How to complete this task: In the data below, find every line that has the string "name", and copy it.

▬▬▬▬▬▬▬▬▬▬

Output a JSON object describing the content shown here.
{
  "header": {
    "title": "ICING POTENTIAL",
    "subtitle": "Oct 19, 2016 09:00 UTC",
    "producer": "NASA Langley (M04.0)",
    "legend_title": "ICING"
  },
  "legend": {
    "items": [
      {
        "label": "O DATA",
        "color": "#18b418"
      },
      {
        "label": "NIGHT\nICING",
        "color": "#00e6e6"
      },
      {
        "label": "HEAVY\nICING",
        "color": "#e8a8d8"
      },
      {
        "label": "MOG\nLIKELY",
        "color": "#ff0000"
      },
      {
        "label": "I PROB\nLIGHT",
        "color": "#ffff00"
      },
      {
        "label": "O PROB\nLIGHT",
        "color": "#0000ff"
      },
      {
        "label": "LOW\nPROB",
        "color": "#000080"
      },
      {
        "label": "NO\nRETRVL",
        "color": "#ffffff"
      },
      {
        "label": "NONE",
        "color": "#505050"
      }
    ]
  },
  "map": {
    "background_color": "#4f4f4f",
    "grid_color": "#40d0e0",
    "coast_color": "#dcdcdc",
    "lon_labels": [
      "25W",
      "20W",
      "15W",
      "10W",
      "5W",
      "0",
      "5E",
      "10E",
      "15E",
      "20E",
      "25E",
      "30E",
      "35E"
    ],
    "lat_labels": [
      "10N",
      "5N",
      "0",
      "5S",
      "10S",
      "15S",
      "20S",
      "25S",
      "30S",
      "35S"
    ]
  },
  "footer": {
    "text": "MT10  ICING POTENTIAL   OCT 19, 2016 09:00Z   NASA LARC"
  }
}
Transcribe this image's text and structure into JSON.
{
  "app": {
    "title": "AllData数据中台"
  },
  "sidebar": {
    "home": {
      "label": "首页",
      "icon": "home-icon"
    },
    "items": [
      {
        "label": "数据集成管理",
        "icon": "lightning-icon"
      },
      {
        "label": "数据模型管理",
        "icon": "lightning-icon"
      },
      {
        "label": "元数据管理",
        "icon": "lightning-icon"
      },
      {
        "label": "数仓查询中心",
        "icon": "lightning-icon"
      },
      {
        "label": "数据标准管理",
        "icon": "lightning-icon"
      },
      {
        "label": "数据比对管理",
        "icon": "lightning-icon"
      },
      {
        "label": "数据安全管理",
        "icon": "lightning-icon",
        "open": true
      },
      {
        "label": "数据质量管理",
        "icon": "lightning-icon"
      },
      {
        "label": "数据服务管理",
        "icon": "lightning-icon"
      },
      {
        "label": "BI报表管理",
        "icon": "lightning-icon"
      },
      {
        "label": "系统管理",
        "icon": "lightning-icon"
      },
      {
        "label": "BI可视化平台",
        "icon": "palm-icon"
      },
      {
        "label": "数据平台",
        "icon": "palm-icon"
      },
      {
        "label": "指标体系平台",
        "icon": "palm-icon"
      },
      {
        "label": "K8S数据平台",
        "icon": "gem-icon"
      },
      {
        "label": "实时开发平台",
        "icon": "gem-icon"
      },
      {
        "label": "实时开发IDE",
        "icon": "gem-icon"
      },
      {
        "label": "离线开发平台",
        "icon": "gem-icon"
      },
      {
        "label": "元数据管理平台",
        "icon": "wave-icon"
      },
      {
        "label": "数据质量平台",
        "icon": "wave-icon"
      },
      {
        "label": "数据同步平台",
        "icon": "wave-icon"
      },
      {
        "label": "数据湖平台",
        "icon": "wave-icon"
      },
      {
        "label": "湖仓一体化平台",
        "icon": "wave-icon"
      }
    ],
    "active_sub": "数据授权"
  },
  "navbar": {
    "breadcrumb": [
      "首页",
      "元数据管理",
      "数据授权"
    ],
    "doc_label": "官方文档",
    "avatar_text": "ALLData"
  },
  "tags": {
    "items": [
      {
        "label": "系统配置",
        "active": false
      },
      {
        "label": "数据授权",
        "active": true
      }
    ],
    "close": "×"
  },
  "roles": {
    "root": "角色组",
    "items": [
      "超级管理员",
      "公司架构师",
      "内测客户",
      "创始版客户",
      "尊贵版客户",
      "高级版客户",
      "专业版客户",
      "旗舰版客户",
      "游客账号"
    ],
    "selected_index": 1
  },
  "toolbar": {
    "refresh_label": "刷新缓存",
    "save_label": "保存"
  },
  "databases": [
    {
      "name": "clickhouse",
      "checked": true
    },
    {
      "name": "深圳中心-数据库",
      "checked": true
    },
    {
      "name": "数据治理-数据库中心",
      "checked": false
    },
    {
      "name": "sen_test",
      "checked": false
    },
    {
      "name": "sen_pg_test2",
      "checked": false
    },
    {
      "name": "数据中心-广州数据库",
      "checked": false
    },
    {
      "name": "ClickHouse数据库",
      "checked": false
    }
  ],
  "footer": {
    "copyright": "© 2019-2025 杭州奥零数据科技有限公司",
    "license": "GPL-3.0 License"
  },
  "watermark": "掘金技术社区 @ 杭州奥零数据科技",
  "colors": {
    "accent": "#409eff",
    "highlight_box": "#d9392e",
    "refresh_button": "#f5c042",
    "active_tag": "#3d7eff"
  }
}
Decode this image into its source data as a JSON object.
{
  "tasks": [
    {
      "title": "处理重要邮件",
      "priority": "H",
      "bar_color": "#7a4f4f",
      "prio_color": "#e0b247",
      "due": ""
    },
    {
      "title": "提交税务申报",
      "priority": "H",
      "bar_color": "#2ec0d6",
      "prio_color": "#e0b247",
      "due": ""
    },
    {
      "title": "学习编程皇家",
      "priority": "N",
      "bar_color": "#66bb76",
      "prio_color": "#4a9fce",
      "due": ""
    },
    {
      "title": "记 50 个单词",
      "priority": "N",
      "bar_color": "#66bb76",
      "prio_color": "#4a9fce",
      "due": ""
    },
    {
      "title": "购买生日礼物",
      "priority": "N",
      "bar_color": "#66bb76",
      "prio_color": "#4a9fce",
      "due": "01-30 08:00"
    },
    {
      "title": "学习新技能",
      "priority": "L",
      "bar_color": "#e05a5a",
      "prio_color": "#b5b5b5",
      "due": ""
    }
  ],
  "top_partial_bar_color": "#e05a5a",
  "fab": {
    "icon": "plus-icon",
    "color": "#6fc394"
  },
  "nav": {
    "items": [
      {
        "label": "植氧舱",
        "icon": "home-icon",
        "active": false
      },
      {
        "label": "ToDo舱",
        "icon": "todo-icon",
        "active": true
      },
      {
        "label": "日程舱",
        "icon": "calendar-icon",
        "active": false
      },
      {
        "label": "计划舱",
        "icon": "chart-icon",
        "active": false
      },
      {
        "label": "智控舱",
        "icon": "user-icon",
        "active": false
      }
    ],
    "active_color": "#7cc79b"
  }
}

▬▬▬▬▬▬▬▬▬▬

Expected answer:
      "name": "clickhouse",
      "name": "深圳中心-数据库",
      "name": "数据治理-数据库中心",
      "name": "sen_test",
      "name": "sen_pg_test2",
      "name": "数据中心-广州数据库",
      "name": "ClickHouse数据库",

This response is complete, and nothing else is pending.